──────── DATA FOR PROCESSING

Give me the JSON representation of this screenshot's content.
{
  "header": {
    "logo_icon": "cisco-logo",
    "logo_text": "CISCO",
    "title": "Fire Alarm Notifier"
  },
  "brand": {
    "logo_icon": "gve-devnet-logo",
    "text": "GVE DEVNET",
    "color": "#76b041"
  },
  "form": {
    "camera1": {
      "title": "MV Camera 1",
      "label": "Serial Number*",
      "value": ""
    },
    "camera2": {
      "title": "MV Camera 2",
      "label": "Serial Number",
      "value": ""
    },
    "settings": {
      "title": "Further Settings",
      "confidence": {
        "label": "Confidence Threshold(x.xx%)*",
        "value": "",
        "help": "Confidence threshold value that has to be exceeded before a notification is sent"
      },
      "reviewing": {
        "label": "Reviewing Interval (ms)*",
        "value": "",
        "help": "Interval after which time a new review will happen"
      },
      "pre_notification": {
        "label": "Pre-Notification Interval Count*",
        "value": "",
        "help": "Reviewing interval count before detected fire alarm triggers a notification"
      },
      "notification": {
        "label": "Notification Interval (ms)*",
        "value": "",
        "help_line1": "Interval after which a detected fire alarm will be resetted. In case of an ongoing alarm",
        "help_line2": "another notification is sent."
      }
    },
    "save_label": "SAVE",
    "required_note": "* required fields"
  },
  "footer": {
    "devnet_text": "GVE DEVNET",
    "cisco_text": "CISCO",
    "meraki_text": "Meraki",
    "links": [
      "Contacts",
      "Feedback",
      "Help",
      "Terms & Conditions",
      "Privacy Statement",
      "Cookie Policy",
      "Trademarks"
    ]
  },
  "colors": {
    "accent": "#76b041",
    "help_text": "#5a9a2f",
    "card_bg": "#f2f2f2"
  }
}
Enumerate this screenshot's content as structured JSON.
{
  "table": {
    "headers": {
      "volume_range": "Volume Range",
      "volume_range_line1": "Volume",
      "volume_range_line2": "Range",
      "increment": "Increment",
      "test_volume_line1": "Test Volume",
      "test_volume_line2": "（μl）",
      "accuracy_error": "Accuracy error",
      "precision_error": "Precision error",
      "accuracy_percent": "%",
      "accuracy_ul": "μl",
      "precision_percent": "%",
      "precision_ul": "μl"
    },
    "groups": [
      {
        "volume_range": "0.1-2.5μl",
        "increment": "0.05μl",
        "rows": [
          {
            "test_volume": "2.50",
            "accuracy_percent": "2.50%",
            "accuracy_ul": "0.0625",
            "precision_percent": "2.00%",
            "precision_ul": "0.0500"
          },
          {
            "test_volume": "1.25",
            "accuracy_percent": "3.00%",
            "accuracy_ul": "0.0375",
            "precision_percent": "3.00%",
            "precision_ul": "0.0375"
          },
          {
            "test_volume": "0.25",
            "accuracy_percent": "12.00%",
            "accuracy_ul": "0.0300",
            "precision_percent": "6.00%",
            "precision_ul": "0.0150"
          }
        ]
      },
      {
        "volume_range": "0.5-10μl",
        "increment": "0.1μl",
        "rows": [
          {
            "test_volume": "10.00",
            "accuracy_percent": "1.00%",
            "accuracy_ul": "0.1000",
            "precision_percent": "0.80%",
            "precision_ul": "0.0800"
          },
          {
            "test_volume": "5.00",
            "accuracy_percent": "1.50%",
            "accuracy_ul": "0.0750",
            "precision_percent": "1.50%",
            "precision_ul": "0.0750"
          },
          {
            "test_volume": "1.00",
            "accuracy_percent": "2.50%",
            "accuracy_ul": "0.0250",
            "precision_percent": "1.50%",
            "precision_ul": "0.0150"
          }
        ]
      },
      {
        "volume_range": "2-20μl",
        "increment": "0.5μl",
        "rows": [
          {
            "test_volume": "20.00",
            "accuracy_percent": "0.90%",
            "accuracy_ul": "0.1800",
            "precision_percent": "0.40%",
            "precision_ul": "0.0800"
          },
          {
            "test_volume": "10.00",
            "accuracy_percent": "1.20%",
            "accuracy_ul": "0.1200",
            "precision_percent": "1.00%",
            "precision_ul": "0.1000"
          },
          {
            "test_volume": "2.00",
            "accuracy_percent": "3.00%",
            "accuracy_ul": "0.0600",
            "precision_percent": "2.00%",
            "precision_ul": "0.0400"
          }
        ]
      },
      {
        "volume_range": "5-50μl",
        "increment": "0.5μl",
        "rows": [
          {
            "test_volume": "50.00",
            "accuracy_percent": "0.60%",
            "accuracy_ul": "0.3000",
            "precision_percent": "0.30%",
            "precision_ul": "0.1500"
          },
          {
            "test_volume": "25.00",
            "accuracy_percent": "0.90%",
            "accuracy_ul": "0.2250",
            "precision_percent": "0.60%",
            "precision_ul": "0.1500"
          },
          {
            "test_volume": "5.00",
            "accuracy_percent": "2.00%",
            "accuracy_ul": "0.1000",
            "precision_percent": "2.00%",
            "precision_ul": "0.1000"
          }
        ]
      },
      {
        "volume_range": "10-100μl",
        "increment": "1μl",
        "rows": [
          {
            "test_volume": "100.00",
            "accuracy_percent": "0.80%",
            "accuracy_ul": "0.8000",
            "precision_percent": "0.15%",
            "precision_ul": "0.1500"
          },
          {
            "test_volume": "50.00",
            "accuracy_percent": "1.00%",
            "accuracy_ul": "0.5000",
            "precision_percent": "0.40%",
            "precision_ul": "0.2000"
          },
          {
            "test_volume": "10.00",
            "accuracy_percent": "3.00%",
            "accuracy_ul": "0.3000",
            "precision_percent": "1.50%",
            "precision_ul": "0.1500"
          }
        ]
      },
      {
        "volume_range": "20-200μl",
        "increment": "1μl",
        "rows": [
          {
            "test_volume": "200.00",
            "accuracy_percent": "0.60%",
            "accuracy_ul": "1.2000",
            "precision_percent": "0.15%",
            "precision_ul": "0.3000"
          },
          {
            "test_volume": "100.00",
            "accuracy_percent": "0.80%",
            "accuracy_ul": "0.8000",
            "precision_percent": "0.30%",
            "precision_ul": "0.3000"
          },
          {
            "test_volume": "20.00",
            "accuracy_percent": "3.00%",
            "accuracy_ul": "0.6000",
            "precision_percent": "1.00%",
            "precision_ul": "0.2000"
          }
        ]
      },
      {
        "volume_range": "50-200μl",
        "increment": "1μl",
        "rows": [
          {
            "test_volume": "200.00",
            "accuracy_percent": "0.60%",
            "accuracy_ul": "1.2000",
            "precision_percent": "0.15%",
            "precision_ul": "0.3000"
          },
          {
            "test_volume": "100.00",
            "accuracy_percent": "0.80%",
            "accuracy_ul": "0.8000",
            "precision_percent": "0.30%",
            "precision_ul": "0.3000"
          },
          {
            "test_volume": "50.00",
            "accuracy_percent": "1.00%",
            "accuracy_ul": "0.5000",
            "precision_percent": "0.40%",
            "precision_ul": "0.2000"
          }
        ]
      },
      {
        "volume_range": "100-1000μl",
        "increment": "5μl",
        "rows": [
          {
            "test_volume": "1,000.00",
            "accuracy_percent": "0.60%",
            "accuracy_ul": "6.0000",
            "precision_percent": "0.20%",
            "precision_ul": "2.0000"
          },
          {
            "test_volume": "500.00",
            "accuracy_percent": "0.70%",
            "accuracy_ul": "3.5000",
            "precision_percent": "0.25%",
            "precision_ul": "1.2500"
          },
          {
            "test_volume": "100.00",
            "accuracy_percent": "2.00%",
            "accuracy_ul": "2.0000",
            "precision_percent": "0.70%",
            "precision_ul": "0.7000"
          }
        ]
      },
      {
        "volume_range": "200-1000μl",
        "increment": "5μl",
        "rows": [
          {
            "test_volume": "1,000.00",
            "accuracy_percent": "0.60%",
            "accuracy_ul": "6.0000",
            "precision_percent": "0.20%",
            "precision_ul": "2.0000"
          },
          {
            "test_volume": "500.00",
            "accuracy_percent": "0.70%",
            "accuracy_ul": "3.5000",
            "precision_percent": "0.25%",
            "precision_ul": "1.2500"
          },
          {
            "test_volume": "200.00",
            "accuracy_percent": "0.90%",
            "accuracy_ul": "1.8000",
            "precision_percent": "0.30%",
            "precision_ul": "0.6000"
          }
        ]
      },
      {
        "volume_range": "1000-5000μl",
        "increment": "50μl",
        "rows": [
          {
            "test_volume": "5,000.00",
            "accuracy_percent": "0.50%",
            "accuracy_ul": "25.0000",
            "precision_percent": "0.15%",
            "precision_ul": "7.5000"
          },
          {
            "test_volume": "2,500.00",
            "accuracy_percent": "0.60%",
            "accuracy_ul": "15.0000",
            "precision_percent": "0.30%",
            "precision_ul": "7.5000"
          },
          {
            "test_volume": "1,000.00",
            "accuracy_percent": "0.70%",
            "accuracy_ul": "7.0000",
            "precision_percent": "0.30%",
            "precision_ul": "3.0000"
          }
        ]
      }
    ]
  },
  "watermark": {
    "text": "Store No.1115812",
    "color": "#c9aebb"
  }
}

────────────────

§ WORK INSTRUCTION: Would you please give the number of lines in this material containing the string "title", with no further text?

§ ANSWER FOR THIS EXERCISE: 4